Citation: Andrés-Delgado L, Antón OM and Alonso MA (2013) Centrosome polarization in T cells: a task for formins. Front. Immunol. 4:191. doi: 10.3389/fimmu.2013.00191
Received: 08 May 2013; Accepted: 27 June 2013;
Published online: 11 July 2013.
Edited by:Francisco Sanchez, Universidad Autonoma de Madrid, Spain
Reviewed by:Morgan Huse, Memorial Sloan-Kettering Cancer Center, USA
Cosima T. Baldari, University of Siena, Italy
Copyright: © 2013 Andrés-Delgado, Antón and Alonso. This is an open-access article distributed under the terms of the Creative Commons Attribution License, which permits use, distribution and reproduction in other forums, provided the original authors and source are credited and subject to any copyright notices concerning any third-party graphics etc.

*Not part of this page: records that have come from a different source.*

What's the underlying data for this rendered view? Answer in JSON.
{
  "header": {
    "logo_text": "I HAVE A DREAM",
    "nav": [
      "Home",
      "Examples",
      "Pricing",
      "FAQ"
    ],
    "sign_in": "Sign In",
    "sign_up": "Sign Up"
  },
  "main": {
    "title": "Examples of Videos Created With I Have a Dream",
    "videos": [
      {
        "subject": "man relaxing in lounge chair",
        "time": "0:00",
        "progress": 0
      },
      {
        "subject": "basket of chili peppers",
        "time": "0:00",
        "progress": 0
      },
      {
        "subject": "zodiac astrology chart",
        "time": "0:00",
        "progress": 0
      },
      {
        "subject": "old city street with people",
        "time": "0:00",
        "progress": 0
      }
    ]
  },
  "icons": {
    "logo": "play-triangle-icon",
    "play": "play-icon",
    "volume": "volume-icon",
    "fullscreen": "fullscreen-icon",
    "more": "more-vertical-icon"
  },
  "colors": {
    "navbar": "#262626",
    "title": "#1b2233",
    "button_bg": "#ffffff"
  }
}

*Correspondence: Miguel Angel Alonso, Centro de Biología Molecular Severo Ochoa, Consejo Superior de Investigaciones Científicas and Universidad Autónoma de Madrid, Nicolás Cabrera 1, Cantoblanco, 28049 Madrid, Spain e-mail: firstname.lastname@example.org